<<<<

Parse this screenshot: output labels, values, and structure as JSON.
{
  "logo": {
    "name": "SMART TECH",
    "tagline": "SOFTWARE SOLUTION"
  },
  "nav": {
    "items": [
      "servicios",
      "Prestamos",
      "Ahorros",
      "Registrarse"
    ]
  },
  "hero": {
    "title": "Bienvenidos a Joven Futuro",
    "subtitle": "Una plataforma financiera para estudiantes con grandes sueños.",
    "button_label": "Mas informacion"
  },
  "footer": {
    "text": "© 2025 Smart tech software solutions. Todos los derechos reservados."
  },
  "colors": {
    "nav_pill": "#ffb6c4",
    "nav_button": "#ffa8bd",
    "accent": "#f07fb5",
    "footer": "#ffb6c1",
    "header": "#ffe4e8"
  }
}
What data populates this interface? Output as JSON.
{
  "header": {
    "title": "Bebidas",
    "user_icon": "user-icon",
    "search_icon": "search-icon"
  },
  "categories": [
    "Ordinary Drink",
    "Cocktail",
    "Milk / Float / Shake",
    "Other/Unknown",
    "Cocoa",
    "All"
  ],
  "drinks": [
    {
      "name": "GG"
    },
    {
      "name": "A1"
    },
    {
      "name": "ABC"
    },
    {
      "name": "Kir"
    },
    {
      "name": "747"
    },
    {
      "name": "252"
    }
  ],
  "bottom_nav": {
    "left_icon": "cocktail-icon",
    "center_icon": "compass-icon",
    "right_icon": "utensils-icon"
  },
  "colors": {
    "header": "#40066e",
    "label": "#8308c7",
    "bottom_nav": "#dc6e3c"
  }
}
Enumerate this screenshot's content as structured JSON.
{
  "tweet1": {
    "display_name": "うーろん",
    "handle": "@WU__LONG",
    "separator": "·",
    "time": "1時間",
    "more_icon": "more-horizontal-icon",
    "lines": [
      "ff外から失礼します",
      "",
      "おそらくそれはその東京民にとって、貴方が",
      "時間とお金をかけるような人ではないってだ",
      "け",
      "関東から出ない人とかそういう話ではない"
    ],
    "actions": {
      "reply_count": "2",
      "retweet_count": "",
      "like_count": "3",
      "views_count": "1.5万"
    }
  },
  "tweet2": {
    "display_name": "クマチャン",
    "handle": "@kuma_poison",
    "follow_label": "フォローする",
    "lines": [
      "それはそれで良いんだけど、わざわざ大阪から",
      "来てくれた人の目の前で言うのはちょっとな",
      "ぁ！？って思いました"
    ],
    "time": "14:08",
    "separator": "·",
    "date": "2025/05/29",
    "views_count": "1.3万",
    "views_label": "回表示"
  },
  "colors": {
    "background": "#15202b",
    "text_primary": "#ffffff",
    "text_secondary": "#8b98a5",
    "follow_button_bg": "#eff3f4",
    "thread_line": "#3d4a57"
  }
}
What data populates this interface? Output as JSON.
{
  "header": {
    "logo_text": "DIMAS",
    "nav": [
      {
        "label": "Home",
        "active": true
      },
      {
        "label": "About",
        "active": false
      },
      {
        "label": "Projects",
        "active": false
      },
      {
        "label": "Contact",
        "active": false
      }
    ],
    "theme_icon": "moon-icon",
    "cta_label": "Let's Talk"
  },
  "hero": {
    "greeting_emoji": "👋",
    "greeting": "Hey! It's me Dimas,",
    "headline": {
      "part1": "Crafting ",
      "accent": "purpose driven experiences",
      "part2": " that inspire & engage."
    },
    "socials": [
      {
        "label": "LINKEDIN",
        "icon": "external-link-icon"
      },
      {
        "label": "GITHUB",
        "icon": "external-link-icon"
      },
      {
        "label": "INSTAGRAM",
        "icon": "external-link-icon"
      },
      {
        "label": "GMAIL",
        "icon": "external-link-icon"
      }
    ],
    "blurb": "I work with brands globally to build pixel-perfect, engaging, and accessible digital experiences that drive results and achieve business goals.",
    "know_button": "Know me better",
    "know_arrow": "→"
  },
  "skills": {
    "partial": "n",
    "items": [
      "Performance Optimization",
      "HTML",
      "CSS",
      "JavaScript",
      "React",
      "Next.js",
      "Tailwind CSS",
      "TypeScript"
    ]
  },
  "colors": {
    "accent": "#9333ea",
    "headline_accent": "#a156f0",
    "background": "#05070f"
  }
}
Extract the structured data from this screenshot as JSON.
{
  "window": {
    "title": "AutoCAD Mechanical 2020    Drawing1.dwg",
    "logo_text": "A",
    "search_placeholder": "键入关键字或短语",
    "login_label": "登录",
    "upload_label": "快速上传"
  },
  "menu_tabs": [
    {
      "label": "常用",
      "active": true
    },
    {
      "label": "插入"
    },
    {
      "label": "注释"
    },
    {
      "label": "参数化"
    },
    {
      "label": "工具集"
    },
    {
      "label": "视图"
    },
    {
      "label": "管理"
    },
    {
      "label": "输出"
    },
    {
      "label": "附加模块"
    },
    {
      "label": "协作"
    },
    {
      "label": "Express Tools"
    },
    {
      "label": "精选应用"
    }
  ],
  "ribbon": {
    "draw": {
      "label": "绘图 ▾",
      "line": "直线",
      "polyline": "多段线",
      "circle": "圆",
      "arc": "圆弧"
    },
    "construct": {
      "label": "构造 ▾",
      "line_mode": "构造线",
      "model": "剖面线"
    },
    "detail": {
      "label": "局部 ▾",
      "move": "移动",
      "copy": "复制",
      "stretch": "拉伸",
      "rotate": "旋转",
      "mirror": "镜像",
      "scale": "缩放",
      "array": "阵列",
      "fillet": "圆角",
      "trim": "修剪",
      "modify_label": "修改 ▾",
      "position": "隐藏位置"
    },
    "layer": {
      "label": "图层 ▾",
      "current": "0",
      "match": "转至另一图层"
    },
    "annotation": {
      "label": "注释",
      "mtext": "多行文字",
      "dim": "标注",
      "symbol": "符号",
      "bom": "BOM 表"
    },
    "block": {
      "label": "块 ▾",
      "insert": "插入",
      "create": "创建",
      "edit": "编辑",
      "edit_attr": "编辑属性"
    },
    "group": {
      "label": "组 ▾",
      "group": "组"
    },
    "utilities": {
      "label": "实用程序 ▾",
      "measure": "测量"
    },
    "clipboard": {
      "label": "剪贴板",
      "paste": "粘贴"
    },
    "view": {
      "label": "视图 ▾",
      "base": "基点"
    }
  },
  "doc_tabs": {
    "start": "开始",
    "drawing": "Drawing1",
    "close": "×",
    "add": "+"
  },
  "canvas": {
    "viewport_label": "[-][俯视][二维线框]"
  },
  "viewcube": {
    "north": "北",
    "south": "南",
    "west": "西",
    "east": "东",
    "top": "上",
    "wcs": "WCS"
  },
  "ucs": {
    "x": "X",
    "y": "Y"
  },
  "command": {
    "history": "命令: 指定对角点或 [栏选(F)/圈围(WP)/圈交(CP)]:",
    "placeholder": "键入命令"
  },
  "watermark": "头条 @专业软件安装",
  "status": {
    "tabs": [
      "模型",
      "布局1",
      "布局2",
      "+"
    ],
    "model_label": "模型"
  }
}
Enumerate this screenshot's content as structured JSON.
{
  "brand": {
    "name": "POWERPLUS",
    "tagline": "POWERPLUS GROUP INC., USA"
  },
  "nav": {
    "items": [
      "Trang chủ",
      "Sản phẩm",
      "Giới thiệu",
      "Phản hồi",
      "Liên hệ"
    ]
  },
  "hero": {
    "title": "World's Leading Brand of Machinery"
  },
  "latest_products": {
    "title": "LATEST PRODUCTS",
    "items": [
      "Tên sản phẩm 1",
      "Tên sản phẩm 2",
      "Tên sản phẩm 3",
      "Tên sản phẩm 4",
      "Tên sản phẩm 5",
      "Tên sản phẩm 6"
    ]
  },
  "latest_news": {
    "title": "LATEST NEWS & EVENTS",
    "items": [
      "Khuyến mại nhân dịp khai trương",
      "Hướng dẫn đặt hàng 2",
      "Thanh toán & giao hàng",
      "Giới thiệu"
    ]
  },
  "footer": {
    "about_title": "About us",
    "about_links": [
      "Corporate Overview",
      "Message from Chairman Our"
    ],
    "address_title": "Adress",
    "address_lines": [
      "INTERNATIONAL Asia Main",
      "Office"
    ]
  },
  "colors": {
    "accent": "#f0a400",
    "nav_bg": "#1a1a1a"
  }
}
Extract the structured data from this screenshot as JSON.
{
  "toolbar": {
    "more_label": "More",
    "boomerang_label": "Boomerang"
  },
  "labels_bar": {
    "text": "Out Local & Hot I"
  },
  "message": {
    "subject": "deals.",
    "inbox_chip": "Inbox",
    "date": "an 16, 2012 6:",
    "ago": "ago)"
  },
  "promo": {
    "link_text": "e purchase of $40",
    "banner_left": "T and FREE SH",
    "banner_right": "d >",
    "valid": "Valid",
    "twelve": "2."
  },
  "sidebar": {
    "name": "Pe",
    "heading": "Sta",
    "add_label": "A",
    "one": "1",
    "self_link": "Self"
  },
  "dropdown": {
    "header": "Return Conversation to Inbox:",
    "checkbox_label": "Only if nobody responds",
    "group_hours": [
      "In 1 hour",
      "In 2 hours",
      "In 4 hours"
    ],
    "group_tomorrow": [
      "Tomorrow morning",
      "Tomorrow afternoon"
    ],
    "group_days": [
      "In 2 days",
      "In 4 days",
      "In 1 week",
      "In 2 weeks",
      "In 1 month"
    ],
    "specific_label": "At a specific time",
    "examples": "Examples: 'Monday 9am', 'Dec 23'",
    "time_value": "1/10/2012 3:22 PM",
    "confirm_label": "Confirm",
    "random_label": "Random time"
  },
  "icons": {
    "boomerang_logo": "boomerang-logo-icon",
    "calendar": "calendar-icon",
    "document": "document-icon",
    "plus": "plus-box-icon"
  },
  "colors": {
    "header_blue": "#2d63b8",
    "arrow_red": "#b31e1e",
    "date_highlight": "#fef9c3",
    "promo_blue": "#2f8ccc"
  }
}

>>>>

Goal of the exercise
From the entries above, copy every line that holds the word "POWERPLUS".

Answer area
    "name": "POWERPLUS",
    "tagline": "POWERPLUS GROUP INC., USA"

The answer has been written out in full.